■ What is being asked ■
Give every entry again, unchanged, and leave its images out.

Input for this task Start Marker

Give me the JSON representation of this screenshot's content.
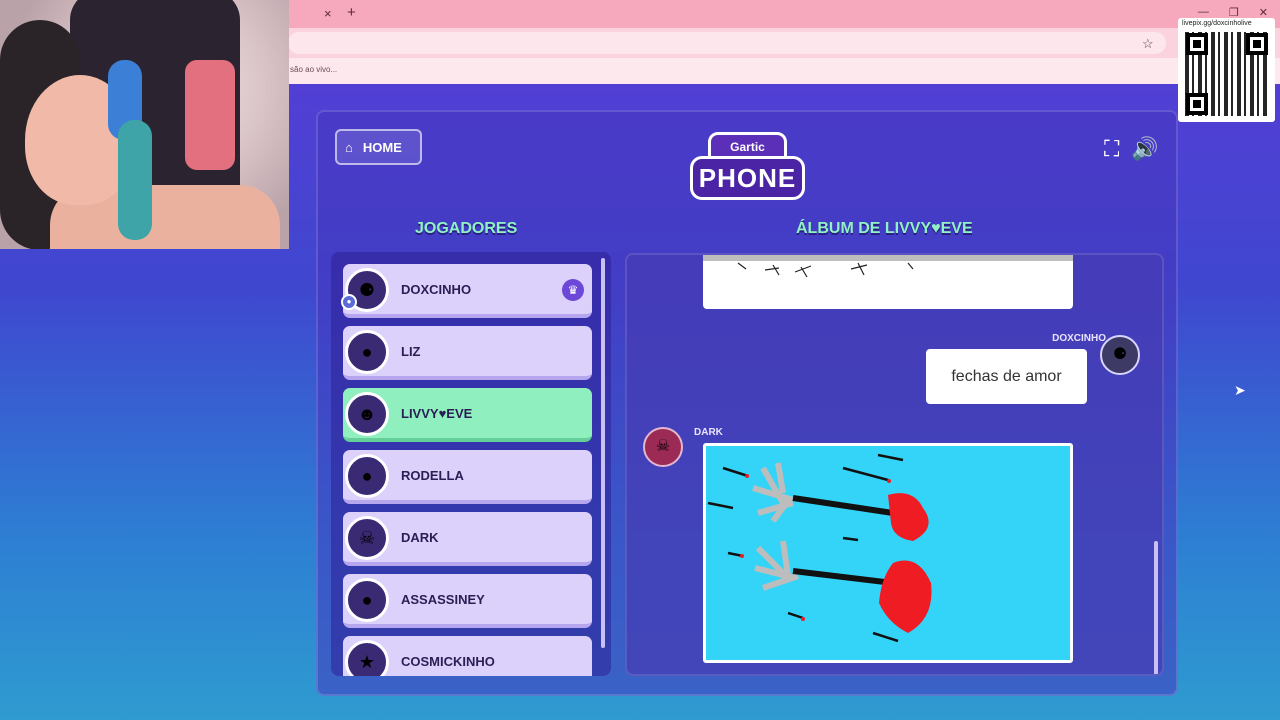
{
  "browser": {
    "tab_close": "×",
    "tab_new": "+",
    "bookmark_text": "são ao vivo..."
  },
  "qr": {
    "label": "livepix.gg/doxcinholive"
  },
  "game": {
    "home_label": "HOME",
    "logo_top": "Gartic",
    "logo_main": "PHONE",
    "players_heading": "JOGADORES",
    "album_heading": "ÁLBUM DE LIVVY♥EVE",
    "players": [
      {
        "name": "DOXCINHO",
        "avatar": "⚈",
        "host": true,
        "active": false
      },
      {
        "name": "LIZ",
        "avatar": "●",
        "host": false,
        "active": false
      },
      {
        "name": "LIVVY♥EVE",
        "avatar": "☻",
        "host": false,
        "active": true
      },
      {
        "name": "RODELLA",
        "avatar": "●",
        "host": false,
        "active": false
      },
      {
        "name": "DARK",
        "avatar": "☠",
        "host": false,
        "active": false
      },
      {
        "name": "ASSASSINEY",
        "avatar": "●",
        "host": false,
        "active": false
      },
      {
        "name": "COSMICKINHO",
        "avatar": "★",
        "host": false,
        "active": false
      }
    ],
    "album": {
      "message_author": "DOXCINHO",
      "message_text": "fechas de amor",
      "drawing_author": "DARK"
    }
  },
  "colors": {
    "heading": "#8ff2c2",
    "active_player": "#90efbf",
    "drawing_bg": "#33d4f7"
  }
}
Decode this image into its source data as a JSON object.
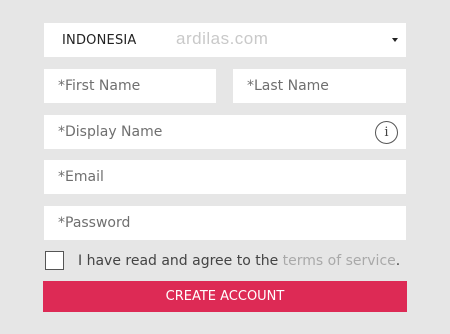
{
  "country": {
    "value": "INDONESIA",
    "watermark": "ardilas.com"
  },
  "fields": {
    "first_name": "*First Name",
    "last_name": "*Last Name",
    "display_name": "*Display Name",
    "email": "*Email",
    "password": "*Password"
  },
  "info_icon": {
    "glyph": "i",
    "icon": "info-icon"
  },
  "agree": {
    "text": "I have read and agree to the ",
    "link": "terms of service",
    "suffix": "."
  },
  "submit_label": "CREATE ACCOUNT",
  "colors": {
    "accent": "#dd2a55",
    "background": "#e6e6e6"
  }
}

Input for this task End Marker

■ Your solution ■
Give me the JSON representation of this screenshot's content.
{
  "browser": {
    "tab_close": "×",
    "tab_new": "+",
    "bookmark_text": "são ao vivo..."
  },
  "qr": {
    "label": "livepix.gg/doxcinholive"
  },
  "game": {
    "home_label": "HOME",
    "logo_top": "Gartic",
    "logo_main": "PHONE",
    "players_heading": "JOGADORES",
    "album_heading": "ÁLBUM DE LIVVY♥EVE",
    "players": [
      {
        "name": "DOXCINHO",
        "avatar": "⚈",
        "host": true,
        "active": false
      },
      {
        "name": "LIZ",
        "avatar": "●",
        "host": false,
        "active": false
      },
      {
        "name": "LIVVY♥EVE",
        "avatar": "☻",
        "host": false,
        "active": true
      },
      {
        "name": "RODELLA",
        "avatar": "●",
        "host": false,
        "active": false
      },
      {
        "name": "DARK",
        "avatar": "☠",
        "host": false,
        "active": false
      },
      {
        "name": "ASSASSINEY",
        "avatar": "●",
        "host": false,
        "active": false
      },
      {
        "name": "COSMICKINHO",
        "avatar": "★",
        "host": false,
        "active": false
      }
    ],
    "album": {
      "message_author": "DOXCINHO",
      "message_text": "fechas de amor",
      "drawing_author": "DARK"
    }
  },
  "colors": {
    "heading": "#8ff2c2",
    "active_player": "#90efbf",
    "drawing_bg": "#33d4f7"
  }
}
Decode this image into its source data as a JSON object.
{
  "country": {
    "value": "INDONESIA",
    "watermark": "ardilas.com"
  },
  "fields": {
    "first_name": "*First Name",
    "last_name": "*Last Name",
    "display_name": "*Display Name",
    "email": "*Email",
    "password": "*Password"
  },
  "info_icon": {
    "glyph": "i",
    "icon": "info-icon"
  },
  "agree": {
    "text": "I have read and agree to the ",
    "link": "terms of service",
    "suffix": "."
  },
  "submit_label": "CREATE ACCOUNT",
  "colors": {
    "accent": "#dd2a55",
    "background": "#e6e6e6"
  }
}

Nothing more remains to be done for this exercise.